LDS Correlated Lessons and the Hermeneutical model “PaRDeS”

I deeply respect the Jewish approach to the study of the scriptures. It is said that simply stating an opinion about Torah without any background or training in how to critically think about the text is Torah discussion but is not necessarily Torah study. To encourage critical thinking, rabbis from at least the third century C.E. established a simple four-level system known as PaRDeS. Each consonant in this acronym stands for a Hebrew word, and put together they mystically form the word … [Read more...]

On Biblical Scripture

The ProblemWhat makes Biblical Scripture, Scripture for LDS Christians?*Historically one prominent model for the authority of Biblical Scripture in Christian history (including for some Latter-day Saint thinkers) is the Prophetic-Inspiration Model: the person who writes the text is divinely inspired by God to write the very words that are recorded.  This model entails that the human being is a puppet of sorts for the divine will, a tool that can be used for the divine purpose, namely … [Read more...]

The Flood: Global or Localized?

I would argue neither.With the rising tide of modern science, historical criticism, and other scholarly disciplines, those committed to a strict literalist interpretation of the Flood stories in Gen 6-9 have had to retreat farther and farther up the metaphorical beach in order to maintain their belief in the historical reality of the Biblical tale.  For instance, basic problems with a literal reading of the narrative include the fact that there is no geological evidence for a global flood, and … [Read more...]

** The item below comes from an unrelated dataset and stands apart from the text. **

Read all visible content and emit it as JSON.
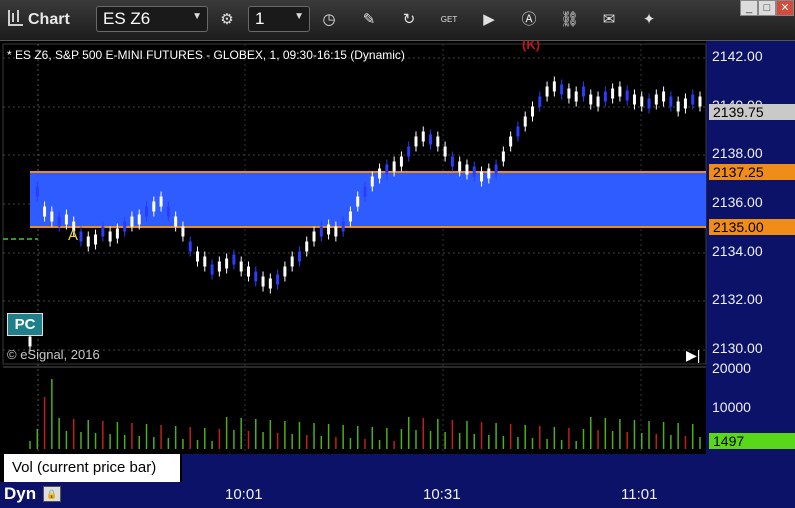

Ten Tidbits About Prophets and Prophecy in the Old Testament

1. The biblical, or so-called "canonical," prophets--those whom we tend to consider the prophets--in many instances (e.g., Amos, Isaiah, Micah, and Hosea) are not called prophets (Hebrew nabi') in the superscriptions to their books, or elsewhere, and indeed probably would have rejected this label for themselves. For instance, in a third person biographical narrative about Amos, he rejects the Bethel priest Amaziah's suggestion that he is a nabi' (See Amos 7:10-17; cf. Hosea 9:7; Micah 3). This i … [Read more...]

(Re)writing the Bible in Antiquity and Today

CANON The New Testament writers and early Church Fathers used the Septuagint (LXX) for proof texts and for personal and communal worship.  The LXX is based on the Old Greek translations of the Hebrew and Aramaic Scriptures … [Read more...]

My God Is Bigger Than Your God–Literally. Part VI

Although YHWH clearly was perceived by biblical authors in anthropomorphic terms, YHWH’s body was still different from regular human bodies.  For YHWH, like many other deities of the ancient Near East,[1] possessed massive size. … [Read more...]

Polytheism and Ancient Israel’s Canaanite Heritage. Part V

Of course, much of this [i.e., that Israel worshiped El and Asherah alongside YHWH] is really to be expected given that recent syntheses of the archaeological, cultural, and literary data pertaining to the emergence of the nation of Israel in the Levant show that most of the people who would eventually compose this group were originally Canaanite.   … [Read more...]

Asherah, God's Wife in Ancient Israel. Part IV

One of the most important deities that many, if not most, ancient Israelites worshiped was YHWH’s heavenly spouse or consort, the goddess Asherah (the Hebrew linguistic equivalent of Ugaritic Athirat, the wife of El). … [Read more...]


CLOSE | X

HIDE | X